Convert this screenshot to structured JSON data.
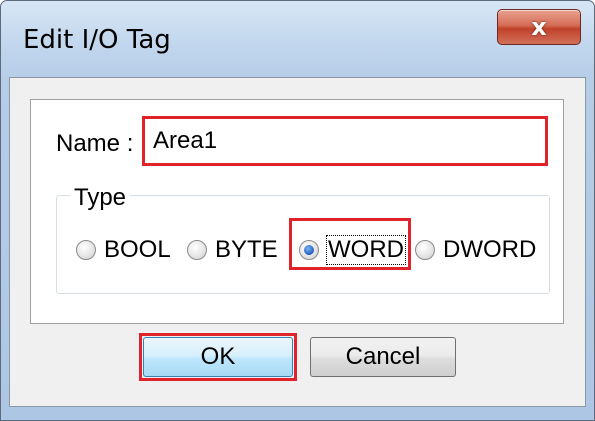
{
  "window": {
    "title": "Edit I/O Tag",
    "close_label": "x"
  },
  "form": {
    "name_label": "Name :",
    "name_value": "Area1",
    "type_legend": "Type",
    "type_options": [
      {
        "label": "BOOL",
        "selected": false
      },
      {
        "label": "BYTE",
        "selected": false
      },
      {
        "label": "WORD",
        "selected": true
      },
      {
        "label": "DWORD",
        "selected": false
      }
    ]
  },
  "buttons": {
    "ok_label": "OK",
    "cancel_label": "Cancel"
  },
  "colors": {
    "highlight": "#e0232a",
    "close_button": "#c1422a",
    "titlebar": "#c3d8ee"
  }
}
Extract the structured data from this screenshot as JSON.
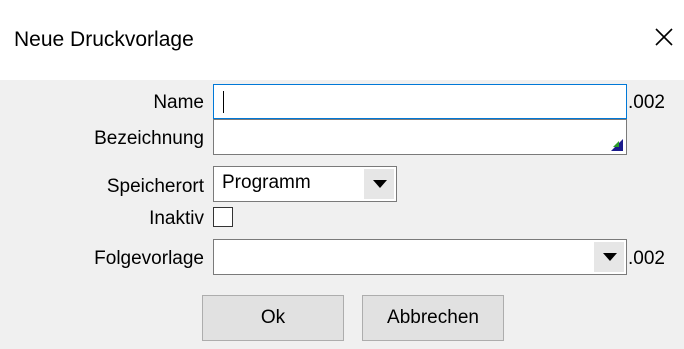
{
  "window": {
    "title": "Neue Druckvorlage",
    "close_icon": "close-icon"
  },
  "form": {
    "name": {
      "label": "Name",
      "value": "",
      "suffix": ".002"
    },
    "bezeichnung": {
      "label": "Bezeichnung",
      "value": ""
    },
    "speicherort": {
      "label": "Speicherort",
      "value": "Programm"
    },
    "inaktiv": {
      "label": "Inaktiv",
      "checked": false
    },
    "folgevorlage": {
      "label": "Folgevorlage",
      "value": "",
      "suffix": ".002"
    }
  },
  "buttons": {
    "ok": "Ok",
    "cancel": "Abbrechen"
  }
}
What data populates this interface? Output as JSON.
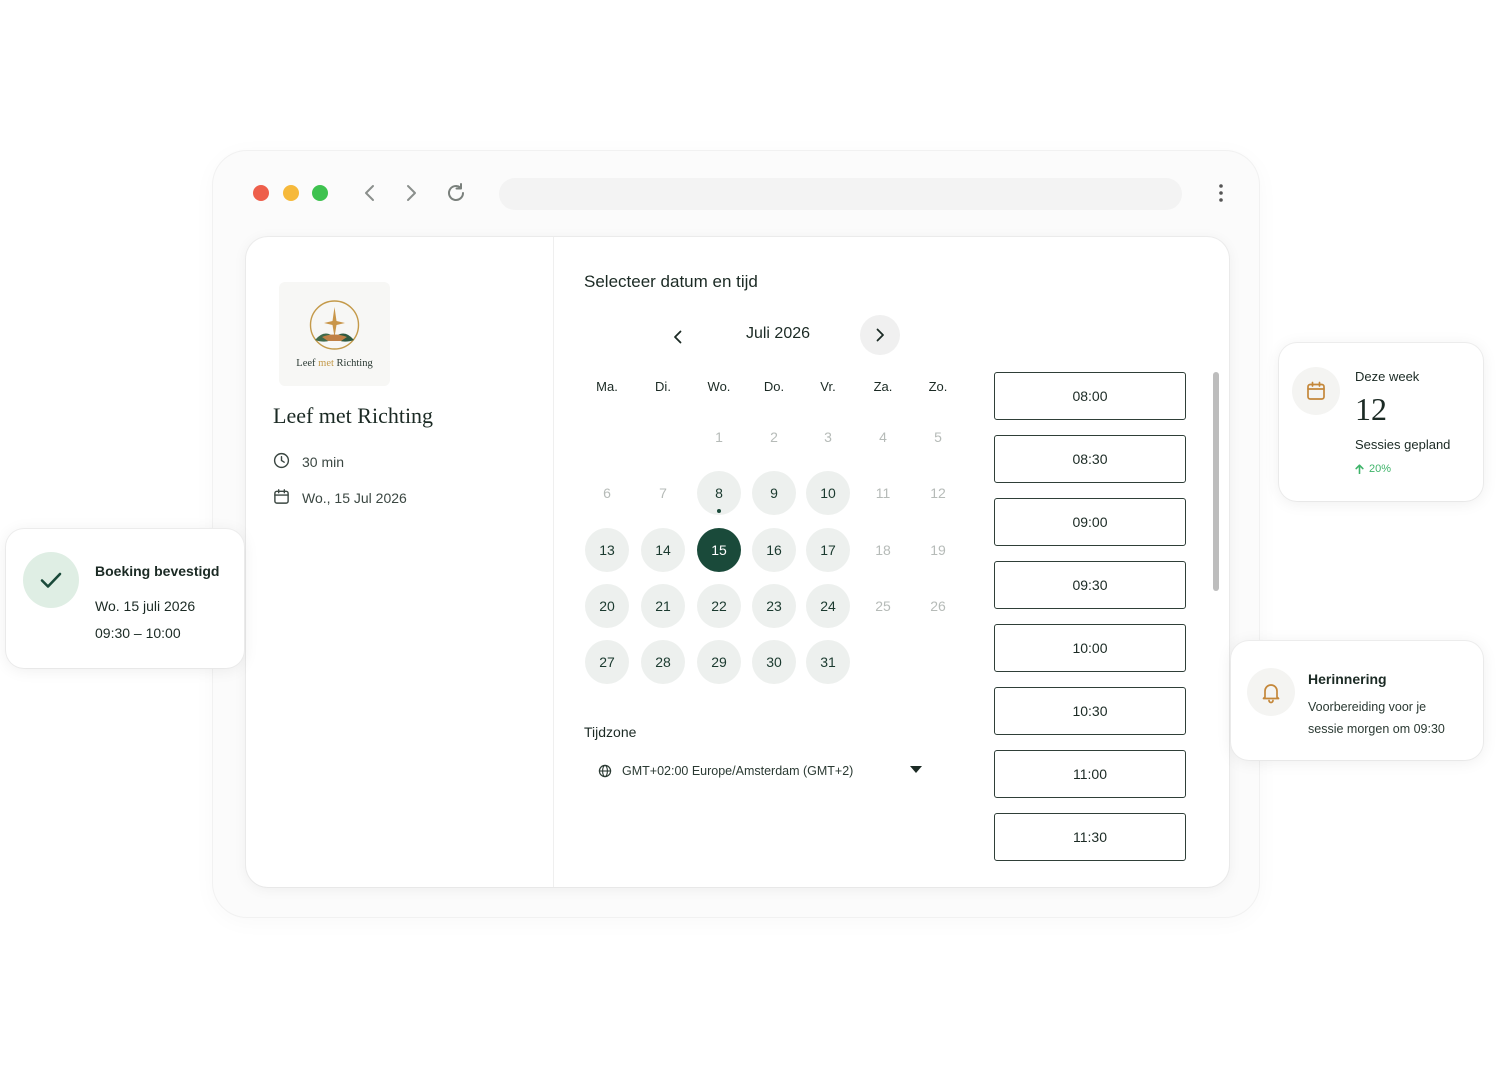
{
  "colors": {
    "accent": "#1a4a3a",
    "available_day_bg": "#edf0ee",
    "success_bg": "#dfeee4",
    "trend_up": "#3fb46a",
    "bell": "#c4873a"
  },
  "browser": {
    "controls": [
      "close-dot",
      "minimize-dot",
      "maximize-dot"
    ],
    "icons": [
      "chevron-left-icon",
      "chevron-right-icon",
      "reload-icon",
      "kebab-menu-icon"
    ]
  },
  "sidebar": {
    "logo_word1": "Leef",
    "logo_word2": "met",
    "logo_word3": "Richting",
    "org_name": "Leef met Richting",
    "duration": "30 min",
    "date": "Wo., 15 Jul 2026"
  },
  "calendar": {
    "title": "Selecteer datum en tijd",
    "month": "Juli 2026",
    "weekdays": [
      "Ma.",
      "Di.",
      "Wo.",
      "Do.",
      "Vr.",
      "Za.",
      "Zo."
    ],
    "weeks": [
      [
        null,
        null,
        {
          "d": "1",
          "s": "na"
        },
        {
          "d": "2",
          "s": "na"
        },
        {
          "d": "3",
          "s": "na"
        },
        {
          "d": "4",
          "s": "na"
        },
        {
          "d": "5",
          "s": "na"
        }
      ],
      [
        {
          "d": "6",
          "s": "na"
        },
        {
          "d": "7",
          "s": "na"
        },
        {
          "d": "8",
          "s": "av",
          "today": true
        },
        {
          "d": "9",
          "s": "av"
        },
        {
          "d": "10",
          "s": "av"
        },
        {
          "d": "11",
          "s": "na"
        },
        {
          "d": "12",
          "s": "na"
        }
      ],
      [
        {
          "d": "13",
          "s": "av"
        },
        {
          "d": "14",
          "s": "av"
        },
        {
          "d": "15",
          "s": "sel"
        },
        {
          "d": "16",
          "s": "av"
        },
        {
          "d": "17",
          "s": "av"
        },
        {
          "d": "18",
          "s": "na"
        },
        {
          "d": "19",
          "s": "na"
        }
      ],
      [
        {
          "d": "20",
          "s": "av"
        },
        {
          "d": "21",
          "s": "av"
        },
        {
          "d": "22",
          "s": "av"
        },
        {
          "d": "23",
          "s": "av"
        },
        {
          "d": "24",
          "s": "av"
        },
        {
          "d": "25",
          "s": "na"
        },
        {
          "d": "26",
          "s": "na"
        }
      ],
      [
        {
          "d": "27",
          "s": "av"
        },
        {
          "d": "28",
          "s": "av"
        },
        {
          "d": "29",
          "s": "av"
        },
        {
          "d": "30",
          "s": "av"
        },
        {
          "d": "31",
          "s": "av"
        },
        null,
        null
      ]
    ]
  },
  "timezone": {
    "label": "Tijdzone",
    "value": "GMT+02:00 Europe/Amsterdam (GMT+2)"
  },
  "time_slots": [
    "08:00",
    "08:30",
    "09:00",
    "09:30",
    "10:00",
    "10:30",
    "11:00",
    "11:30"
  ],
  "booking_toast": {
    "title": "Boeking bevestigd",
    "date": "Wo. 15 juli 2026",
    "time": "09:30 – 10:00"
  },
  "stats": {
    "label": "Deze week",
    "value": "12",
    "sub": "Sessies gepland",
    "trend": "20%"
  },
  "reminder": {
    "title": "Herinnering",
    "line1": "Voorbereiding voor je",
    "line2": "sessie morgen om 09:30"
  }
}
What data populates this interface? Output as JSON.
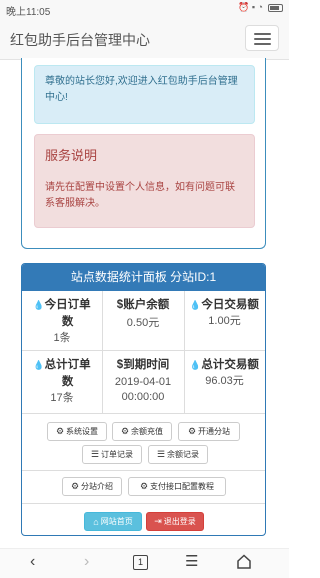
{
  "status_bar": {
    "time": "晚上11:05",
    "icons": "⏰ ▪ ◔"
  },
  "navbar": {
    "brand": "红包助手后台管理中心",
    "menu_icon": "hamburger-icon"
  },
  "welcome_alert": {
    "text": "尊敬的站长您好,欢迎进入红包助手后台管理中心!"
  },
  "service_alert": {
    "title": "服务说明",
    "body": "请先在配置中设置个人信息，如有问题可联系客服解决。"
  },
  "stats_panel": {
    "header": "站点数据统计面板 分站ID:1",
    "cells": [
      {
        "icon": "💧",
        "label": "今日订单数",
        "value": "1条"
      },
      {
        "icon": "$",
        "label": "账户余额",
        "value": "0.50元"
      },
      {
        "icon": "💧",
        "label": "今日交易额",
        "value": "1.00元"
      },
      {
        "icon": "💧",
        "label": "总计订单数",
        "value": "17条"
      },
      {
        "icon": "$",
        "label": "到期时间",
        "value": "2019-04-01 00:00:00"
      },
      {
        "icon": "💧",
        "label": "总计交易额",
        "value": "96.03元"
      }
    ],
    "buttons": {
      "system_settings": "系统设置",
      "balance_recharge": "余额充值",
      "open_substation": "开通分站",
      "order_records": "订单记录",
      "balance_records": "余额记录",
      "substation_intro": "分站介绍",
      "payment_tutorial": "支付接口配置教程",
      "site_home": "网站首页",
      "logout": "退出登录"
    }
  },
  "bottom_nav": {
    "page_number": "1"
  }
}
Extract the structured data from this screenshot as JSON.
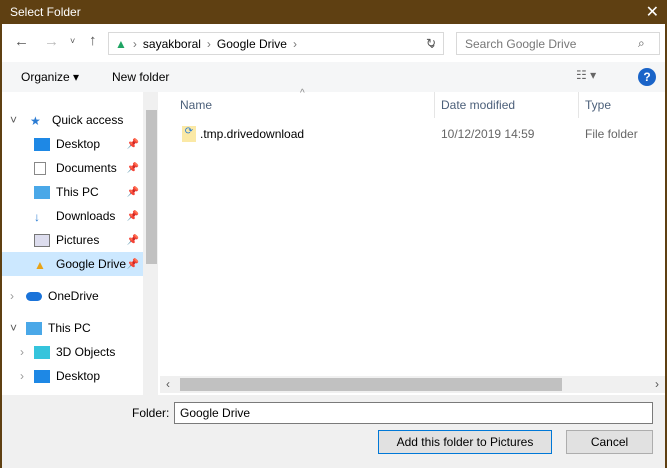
{
  "window": {
    "title": "Select Folder"
  },
  "address": {
    "crumbs": [
      "sayakboral",
      "Google Drive"
    ],
    "search_placeholder": "Search Google Drive"
  },
  "toolbar": {
    "organize": "Organize ▾",
    "new_folder": "New folder"
  },
  "tree": {
    "quick_access": "Quick access",
    "items": [
      "Desktop",
      "Documents",
      "This PC",
      "Downloads",
      "Pictures",
      "Google Drive"
    ],
    "onedrive": "OneDrive",
    "this_pc": "This PC",
    "pc_items": [
      "3D Objects",
      "Desktop"
    ]
  },
  "list": {
    "columns": [
      "Name",
      "Date modified",
      "Type"
    ],
    "rows": [
      {
        "name": ".tmp.drivedownload",
        "date": "10/12/2019 14:59",
        "type": "File folder"
      }
    ]
  },
  "footer": {
    "folder_label": "Folder:",
    "folder_value": "Google Drive",
    "ok": "Add this folder to Pictures",
    "cancel": "Cancel"
  }
}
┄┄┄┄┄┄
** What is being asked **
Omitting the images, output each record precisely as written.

** Answer section **
Convert this screenshot to structured JSON data.
{
  "window": {
    "title": "Edit I/O Tag",
    "close_label": "x"
  },
  "form": {
    "name_label": "Name :",
    "name_value": "Area1",
    "type_legend": "Type",
    "type_options": [
      {
        "label": "BOOL",
        "selected": false
      },
      {
        "label": "BYTE",
        "selected": false
      },
      {
        "label": "WORD",
        "selected": true
      },
      {
        "label": "DWORD",
        "selected": false
      }
    ]
  },
  "buttons": {
    "ok_label": "OK",
    "cancel_label": "Cancel"
  },
  "colors": {
    "highlight": "#e0232a",
    "close_button": "#c1422a",
    "titlebar": "#c3d8ee"
  }
}
Extract the structured data from this screenshot as JSON.
{
  "window": {
    "title": "Neue Druckvorlage",
    "close_icon": "close-icon"
  },
  "form": {
    "name": {
      "label": "Name",
      "value": "",
      "suffix": ".002"
    },
    "bezeichnung": {
      "label": "Bezeichnung",
      "value": ""
    },
    "speicherort": {
      "label": "Speicherort",
      "value": "Programm"
    },
    "inaktiv": {
      "label": "Inaktiv",
      "checked": false
    },
    "folgevorlage": {
      "label": "Folgevorlage",
      "value": "",
      "suffix": ".002"
    }
  },
  "buttons": {
    "ok": "Ok",
    "cancel": "Abbrechen"
  }
}
What data populates this interface? Output as JSON.
{
  "colors": {
    "accent": "#1a4a3a",
    "available_day_bg": "#edf0ee",
    "success_bg": "#dfeee4",
    "trend_up": "#3fb46a",
    "bell": "#c4873a"
  },
  "browser": {
    "controls": [
      "close-dot",
      "minimize-dot",
      "maximize-dot"
    ],
    "icons": [
      "chevron-left-icon",
      "chevron-right-icon",
      "reload-icon",
      "kebab-menu-icon"
    ]
  },
  "sidebar": {
    "logo_word1": "Leef",
    "logo_word2": "met",
    "logo_word3": "Richting",
    "org_name": "Leef met Richting",
    "duration": "30 min",
    "date": "Wo., 15 Jul 2026"
  },
  "calendar": {
    "title": "Selecteer datum en tijd",
    "month": "Juli 2026",
    "weekdays": [
      "Ma.",
      "Di.",
      "Wo.",
      "Do.",
      "Vr.",
      "Za.",
      "Zo."
    ],
    "weeks": [
      [
        null,
        null,
        {
          "d": "1",
          "s": "na"
        },
        {
          "d": "2",
          "s": "na"
        },
        {
          "d": "3",
          "s": "na"
        },
        {
          "d": "4",
          "s": "na"
        },
        {
          "d": "5",
          "s": "na"
        }
      ],
      [
        {
          "d": "6",
          "s": "na"
        },
        {
          "d": "7",
          "s": "na"
        },
        {
          "d": "8",
          "s": "av",
          "today": true
        },
        {
          "d": "9",
          "s": "av"
        },
        {
          "d": "10",
          "s": "av"
        },
        {
          "d": "11",
          "s": "na"
        },
        {
          "d": "12",
          "s": "na"
        }
      ],
      [
        {
          "d": "13",
          "s": "av"
        },
        {
          "d": "14",
          "s": "av"
        },
        {
          "d": "15",
          "s": "sel"
        },
        {
          "d": "16",
          "s": "av"
        },
        {
          "d": "17",
          "s": "av"
        },
        {
          "d": "18",
          "s": "na"
        },
        {
          "d": "19",
          "s": "na"
        }
      ],
      [
        {
          "d": "20",
          "s": "av"
        },
        {
          "d": "21",
          "s": "av"
        },
        {
          "d": "22",
          "s": "av"
        },
        {
          "d": "23",
          "s": "av"
        },
        {
          "d": "24",
          "s": "av"
        },
        {
          "d": "25",
          "s": "na"
        },
        {
          "d": "26",
          "s": "na"
        }
      ],
      [
        {
          "d": "27",
          "s": "av"
        },
        {
          "d": "28",
          "s": "av"
        },
        {
          "d": "29",
          "s": "av"
        },
        {
          "d": "30",
          "s": "av"
        },
        {
          "d": "31",
          "s": "av"
        },
        null,
        null
      ]
    ]
  },
  "timezone": {
    "label": "Tijdzone",
    "value": "GMT+02:00 Europe/Amsterdam (GMT+2)"
  },
  "time_slots": [
    "08:00",
    "08:30",
    "09:00",
    "09:30",
    "10:00",
    "10:30",
    "11:00",
    "11:30"
  ],
  "booking_toast": {
    "title": "Boeking bevestigd",
    "date": "Wo. 15 juli 2026",
    "time": "09:30 – 10:00"
  },
  "stats": {
    "label": "Deze week",
    "value": "12",
    "sub": "Sessies gepland",
    "trend": "20%"
  },
  "reminder": {
    "title": "Herinnering",
    "line1": "Voorbereiding voor je",
    "line2": "sessie morgen om 09:30"
  }
}
What data populates this interface? Output as JSON.
{
  "status_bar": {
    "time": "晚上11:05",
    "icons": "⏰ ▪ ◔"
  },
  "navbar": {
    "brand": "红包助手后台管理中心",
    "menu_icon": "hamburger-icon"
  },
  "welcome_alert": {
    "text": "尊敬的站长您好,欢迎进入红包助手后台管理中心!"
  },
  "service_alert": {
    "title": "服务说明",
    "body": "请先在配置中设置个人信息，如有问题可联系客服解决。"
  },
  "stats_panel": {
    "header": "站点数据统计面板 分站ID:1",
    "cells": [
      {
        "icon": "💧",
        "label": "今日订单数",
        "value": "1条"
      },
      {
        "icon": "$",
        "label": "账户余额",
        "value": "0.50元"
      },
      {
        "icon": "💧",
        "label": "今日交易额",
        "value": "1.00元"
      },
      {
        "icon": "💧",
        "label": "总计订单数",
        "value": "17条"
      },
      {
        "icon": "$",
        "label": "到期时间",
        "value": "2019-04-01 00:00:00"
      },
      {
        "icon": "💧",
        "label": "总计交易额",
        "value": "96.03元"
      }
    ],
    "buttons": {
      "system_settings": "系统设置",
      "balance_recharge": "余额充值",
      "open_substation": "开通分站",
      "order_records": "订单记录",
      "balance_records": "余额记录",
      "substation_intro": "分站介绍",
      "payment_tutorial": "支付接口配置教程",
      "site_home": "网站首页",
      "logout": "退出登录"
    }
  },
  "bottom_nav": {
    "page_number": "1"
  }
}
Extract the structured data from this screenshot as JSON.
{
  "window": {
    "title": "Select Folder"
  },
  "address": {
    "crumbs": [
      "sayakboral",
      "Google Drive"
    ],
    "search_placeholder": "Search Google Drive"
  },
  "toolbar": {
    "organize": "Organize ▾",
    "new_folder": "New folder"
  },
  "tree": {
    "quick_access": "Quick access",
    "items": [
      "Desktop",
      "Documents",
      "This PC",
      "Downloads",
      "Pictures",
      "Google Drive"
    ],
    "onedrive": "OneDrive",
    "this_pc": "This PC",
    "pc_items": [
      "3D Objects",
      "Desktop"
    ]
  },
  "list": {
    "columns": [
      "Name",
      "Date modified",
      "Type"
    ],
    "rows": [
      {
        "name": ".tmp.drivedownload",
        "date": "10/12/2019 14:59",
        "type": "File folder"
      }
    ]
  },
  "footer": {
    "folder_label": "Folder:",
    "folder_value": "Google Drive",
    "ok": "Add this folder to Pictures",
    "cancel": "Cancel"
  }
}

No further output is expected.